Exercise instructions ::
In the lines below, look for "Google". Copy each line where it appears.

Task input ::
════════
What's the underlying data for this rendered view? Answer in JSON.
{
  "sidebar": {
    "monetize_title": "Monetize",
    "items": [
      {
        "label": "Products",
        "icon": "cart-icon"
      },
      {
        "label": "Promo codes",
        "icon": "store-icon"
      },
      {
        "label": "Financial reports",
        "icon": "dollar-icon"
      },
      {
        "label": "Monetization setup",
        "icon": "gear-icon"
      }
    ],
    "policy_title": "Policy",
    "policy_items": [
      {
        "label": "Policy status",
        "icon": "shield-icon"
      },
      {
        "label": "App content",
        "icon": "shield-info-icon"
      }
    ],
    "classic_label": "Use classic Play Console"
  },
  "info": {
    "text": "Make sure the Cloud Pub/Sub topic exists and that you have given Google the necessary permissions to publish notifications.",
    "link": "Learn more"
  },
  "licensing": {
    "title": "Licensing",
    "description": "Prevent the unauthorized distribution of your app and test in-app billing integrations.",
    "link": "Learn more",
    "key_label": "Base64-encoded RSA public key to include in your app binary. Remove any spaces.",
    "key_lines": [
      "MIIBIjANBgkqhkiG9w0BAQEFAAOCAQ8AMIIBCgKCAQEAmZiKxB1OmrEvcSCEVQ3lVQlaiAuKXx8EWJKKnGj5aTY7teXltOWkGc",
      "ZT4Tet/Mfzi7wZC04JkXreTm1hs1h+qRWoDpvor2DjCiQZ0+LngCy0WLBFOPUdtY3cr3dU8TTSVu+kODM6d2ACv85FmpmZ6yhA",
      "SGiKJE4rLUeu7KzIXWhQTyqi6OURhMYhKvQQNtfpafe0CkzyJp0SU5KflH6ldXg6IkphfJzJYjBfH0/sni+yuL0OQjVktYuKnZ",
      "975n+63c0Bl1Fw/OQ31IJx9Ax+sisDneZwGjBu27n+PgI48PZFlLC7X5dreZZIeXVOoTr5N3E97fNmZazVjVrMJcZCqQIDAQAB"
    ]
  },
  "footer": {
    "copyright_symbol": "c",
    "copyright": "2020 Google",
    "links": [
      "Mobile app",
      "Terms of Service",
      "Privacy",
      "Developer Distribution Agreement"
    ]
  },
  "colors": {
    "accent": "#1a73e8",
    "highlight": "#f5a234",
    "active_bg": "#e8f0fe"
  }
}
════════
Response for this exercise ::
    "text": "Make sure the Cloud Pub/Sub topic exists and that you have given Google the necessary permissions to publish notifications.",
    "copyright": "2020 Google",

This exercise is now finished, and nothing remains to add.